::: Input data

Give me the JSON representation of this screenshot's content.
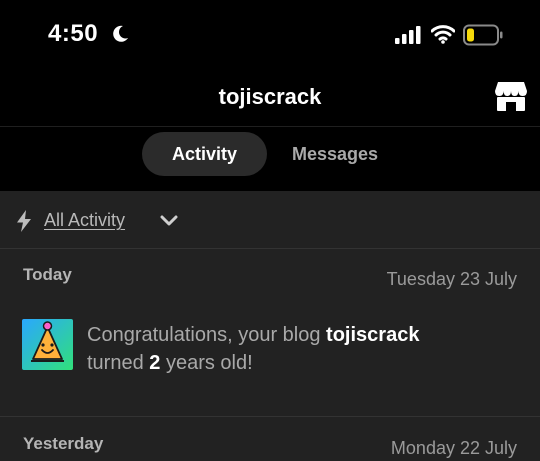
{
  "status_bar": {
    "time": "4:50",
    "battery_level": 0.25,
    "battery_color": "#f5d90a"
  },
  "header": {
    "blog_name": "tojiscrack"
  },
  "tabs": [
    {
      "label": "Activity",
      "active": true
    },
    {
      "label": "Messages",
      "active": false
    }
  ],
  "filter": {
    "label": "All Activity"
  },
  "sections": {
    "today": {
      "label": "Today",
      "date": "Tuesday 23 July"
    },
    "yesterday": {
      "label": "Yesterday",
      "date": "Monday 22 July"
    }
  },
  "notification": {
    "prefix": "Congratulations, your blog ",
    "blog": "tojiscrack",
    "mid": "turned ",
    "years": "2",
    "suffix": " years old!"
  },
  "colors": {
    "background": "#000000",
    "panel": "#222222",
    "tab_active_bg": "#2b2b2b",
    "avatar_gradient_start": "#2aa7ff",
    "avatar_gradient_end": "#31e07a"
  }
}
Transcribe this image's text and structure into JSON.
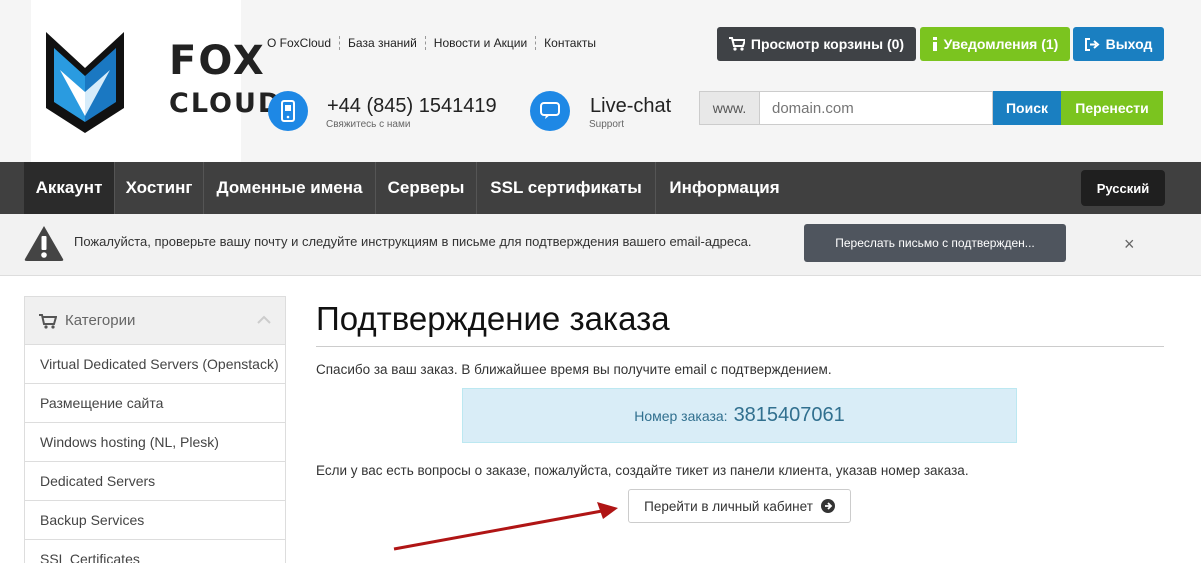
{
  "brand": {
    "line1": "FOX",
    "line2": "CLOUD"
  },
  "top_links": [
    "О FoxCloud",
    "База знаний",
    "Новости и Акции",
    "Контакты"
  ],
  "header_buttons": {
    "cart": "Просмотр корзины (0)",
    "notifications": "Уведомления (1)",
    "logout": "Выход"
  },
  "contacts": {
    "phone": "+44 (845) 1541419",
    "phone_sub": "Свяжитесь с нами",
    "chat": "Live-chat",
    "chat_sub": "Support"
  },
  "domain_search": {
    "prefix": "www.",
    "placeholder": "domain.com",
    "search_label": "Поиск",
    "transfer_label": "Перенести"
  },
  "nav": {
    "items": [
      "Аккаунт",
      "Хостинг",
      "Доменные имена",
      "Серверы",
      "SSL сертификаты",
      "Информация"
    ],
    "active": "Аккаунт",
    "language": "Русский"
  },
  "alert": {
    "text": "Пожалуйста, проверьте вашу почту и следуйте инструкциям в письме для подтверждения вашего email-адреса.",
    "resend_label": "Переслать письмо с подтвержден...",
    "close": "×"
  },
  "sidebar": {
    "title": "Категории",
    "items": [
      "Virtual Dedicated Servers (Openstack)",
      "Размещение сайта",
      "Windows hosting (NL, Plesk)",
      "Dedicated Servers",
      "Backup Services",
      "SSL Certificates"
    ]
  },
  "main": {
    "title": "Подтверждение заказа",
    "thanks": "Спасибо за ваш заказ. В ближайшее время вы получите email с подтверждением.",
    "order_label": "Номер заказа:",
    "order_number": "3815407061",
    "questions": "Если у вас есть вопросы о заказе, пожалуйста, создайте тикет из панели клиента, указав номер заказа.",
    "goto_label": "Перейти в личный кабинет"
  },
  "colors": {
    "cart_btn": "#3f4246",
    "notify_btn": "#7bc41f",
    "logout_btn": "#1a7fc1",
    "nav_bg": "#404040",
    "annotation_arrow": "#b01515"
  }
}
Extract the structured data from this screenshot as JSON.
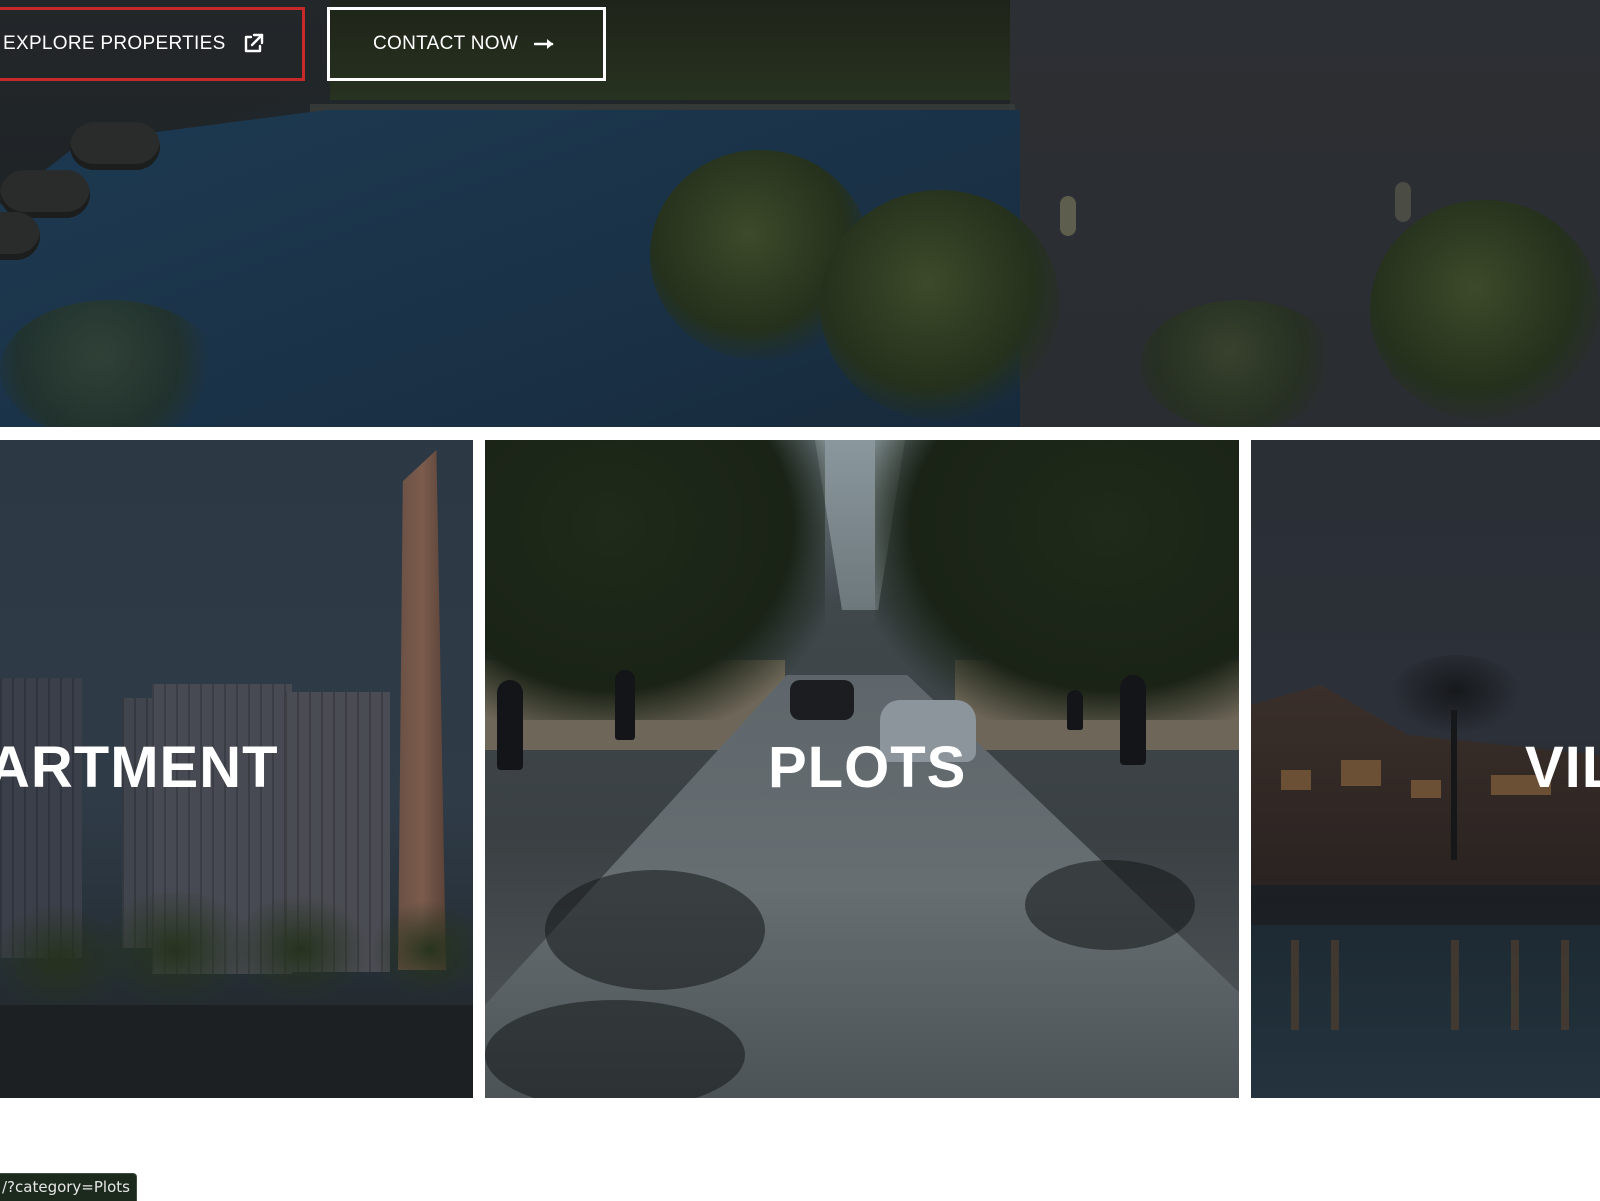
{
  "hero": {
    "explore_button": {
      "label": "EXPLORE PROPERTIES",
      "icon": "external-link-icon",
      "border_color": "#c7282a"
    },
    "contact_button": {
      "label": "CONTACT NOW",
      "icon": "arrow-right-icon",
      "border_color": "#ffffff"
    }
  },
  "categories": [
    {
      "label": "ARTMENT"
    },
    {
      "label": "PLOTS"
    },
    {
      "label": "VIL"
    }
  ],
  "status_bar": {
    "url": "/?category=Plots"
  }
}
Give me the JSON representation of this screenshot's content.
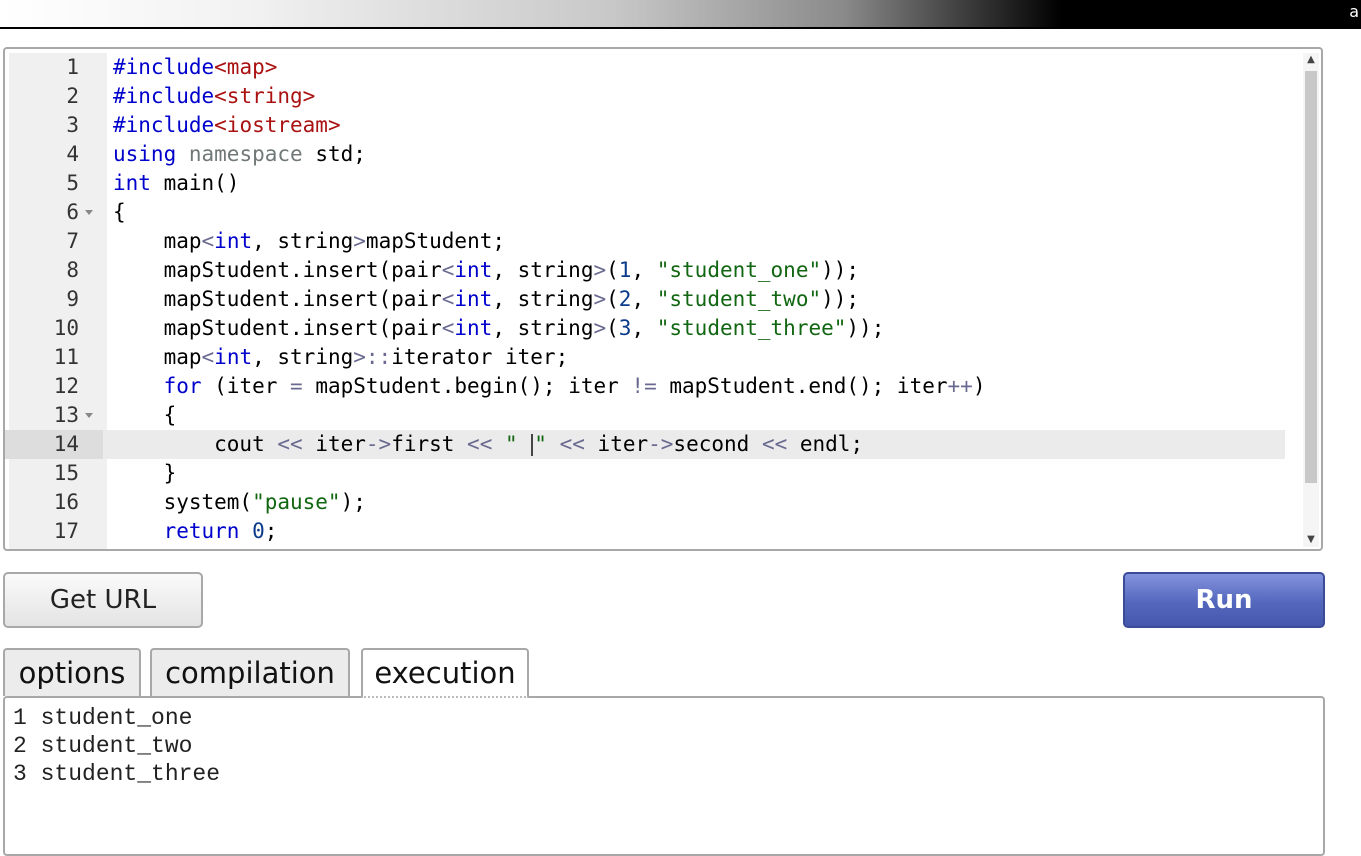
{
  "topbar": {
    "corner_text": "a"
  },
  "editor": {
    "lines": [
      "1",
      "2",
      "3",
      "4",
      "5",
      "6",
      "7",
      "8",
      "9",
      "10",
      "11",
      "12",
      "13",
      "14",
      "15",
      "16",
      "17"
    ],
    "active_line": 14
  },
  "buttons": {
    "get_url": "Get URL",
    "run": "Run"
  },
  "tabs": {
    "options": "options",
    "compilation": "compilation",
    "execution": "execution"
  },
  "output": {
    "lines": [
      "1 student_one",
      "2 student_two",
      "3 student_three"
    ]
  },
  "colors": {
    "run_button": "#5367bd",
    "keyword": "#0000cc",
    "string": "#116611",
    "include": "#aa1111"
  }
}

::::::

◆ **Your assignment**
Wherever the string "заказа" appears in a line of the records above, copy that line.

◆ **Solution to the problem**
    "title": "Подтверждение заказа",
    "order_label": "Номер заказа:",
    "questions": "Если у вас есть вопросы о заказе, пожалуйста, создайте тикет из панели клиента, указав номер заказа.",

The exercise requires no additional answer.